Towards instilling ethics in African business and public service: the case of Kenya

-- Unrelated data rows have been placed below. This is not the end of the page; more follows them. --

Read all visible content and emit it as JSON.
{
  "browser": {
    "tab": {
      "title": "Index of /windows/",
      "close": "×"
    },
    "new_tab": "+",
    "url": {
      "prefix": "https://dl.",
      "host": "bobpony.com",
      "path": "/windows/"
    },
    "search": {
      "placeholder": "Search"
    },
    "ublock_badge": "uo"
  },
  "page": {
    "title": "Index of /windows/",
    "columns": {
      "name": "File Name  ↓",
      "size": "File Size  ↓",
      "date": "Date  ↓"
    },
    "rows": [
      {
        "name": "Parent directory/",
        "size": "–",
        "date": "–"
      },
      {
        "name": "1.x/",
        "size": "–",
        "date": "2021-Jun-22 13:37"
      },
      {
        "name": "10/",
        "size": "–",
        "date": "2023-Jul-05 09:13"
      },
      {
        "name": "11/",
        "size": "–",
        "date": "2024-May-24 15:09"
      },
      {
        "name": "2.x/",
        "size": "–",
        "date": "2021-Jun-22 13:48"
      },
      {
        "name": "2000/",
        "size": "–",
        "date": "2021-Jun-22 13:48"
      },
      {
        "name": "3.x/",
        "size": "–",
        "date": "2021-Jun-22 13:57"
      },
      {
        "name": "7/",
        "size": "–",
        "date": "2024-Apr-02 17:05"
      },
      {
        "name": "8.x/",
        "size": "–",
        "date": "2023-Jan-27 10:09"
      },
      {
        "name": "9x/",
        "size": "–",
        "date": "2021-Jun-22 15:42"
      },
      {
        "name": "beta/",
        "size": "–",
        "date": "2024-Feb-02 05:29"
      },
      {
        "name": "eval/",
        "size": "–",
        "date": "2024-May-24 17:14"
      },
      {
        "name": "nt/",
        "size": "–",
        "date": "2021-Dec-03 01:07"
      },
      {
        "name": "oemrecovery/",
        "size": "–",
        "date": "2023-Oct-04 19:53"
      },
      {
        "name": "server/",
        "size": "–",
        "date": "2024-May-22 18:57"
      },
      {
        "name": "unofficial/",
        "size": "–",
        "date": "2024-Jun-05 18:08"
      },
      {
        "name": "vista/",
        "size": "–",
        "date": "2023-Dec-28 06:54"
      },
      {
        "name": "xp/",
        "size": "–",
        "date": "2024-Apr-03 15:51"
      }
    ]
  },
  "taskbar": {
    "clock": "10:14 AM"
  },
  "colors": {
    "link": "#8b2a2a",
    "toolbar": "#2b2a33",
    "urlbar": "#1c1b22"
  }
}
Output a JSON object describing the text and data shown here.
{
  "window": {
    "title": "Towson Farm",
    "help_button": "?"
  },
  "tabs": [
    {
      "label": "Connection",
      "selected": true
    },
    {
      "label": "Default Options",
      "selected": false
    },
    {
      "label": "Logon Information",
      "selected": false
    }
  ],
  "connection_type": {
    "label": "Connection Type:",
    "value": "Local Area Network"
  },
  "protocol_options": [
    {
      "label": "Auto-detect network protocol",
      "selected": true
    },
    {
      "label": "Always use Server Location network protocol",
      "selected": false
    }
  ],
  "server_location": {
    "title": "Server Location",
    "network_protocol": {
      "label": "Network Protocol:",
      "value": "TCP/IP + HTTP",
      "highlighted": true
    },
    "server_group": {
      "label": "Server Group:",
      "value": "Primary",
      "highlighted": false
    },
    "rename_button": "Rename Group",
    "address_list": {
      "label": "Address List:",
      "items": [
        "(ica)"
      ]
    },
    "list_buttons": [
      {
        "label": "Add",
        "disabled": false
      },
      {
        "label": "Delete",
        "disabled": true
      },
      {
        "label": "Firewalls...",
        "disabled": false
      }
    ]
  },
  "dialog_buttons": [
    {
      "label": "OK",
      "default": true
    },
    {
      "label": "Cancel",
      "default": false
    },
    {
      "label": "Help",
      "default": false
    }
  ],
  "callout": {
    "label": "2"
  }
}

This article discusses post independence governance and corruption challenges in Africa. In addition, this article explores the development of business ethics and good governance in Africa, with a particular emphasis on Kenya. As recently as January 2004, the World Economic Forum still presented Africa’s economies as performing poorly since the 1970s with per capita incomes 10% lower than what they were in the 1980s. Its GDP growth was shown to have been negative throughout the 1990s at regional levels, and only slightly improved in South Africa (Taylor et al., 2003 p. 3-7). Historical, structural, and ideological factors have been used to explain this lack of economic growth. Africa is materially poor and it continues to experience many difficulties: sometimes severe droughts and other times floods; political upheavals and conflicts in countries such as the Sudan and Somalia; the genocides in Rwanda and Burundi; endemic diseases such as Malaria and now AIDS; and massive unemployment.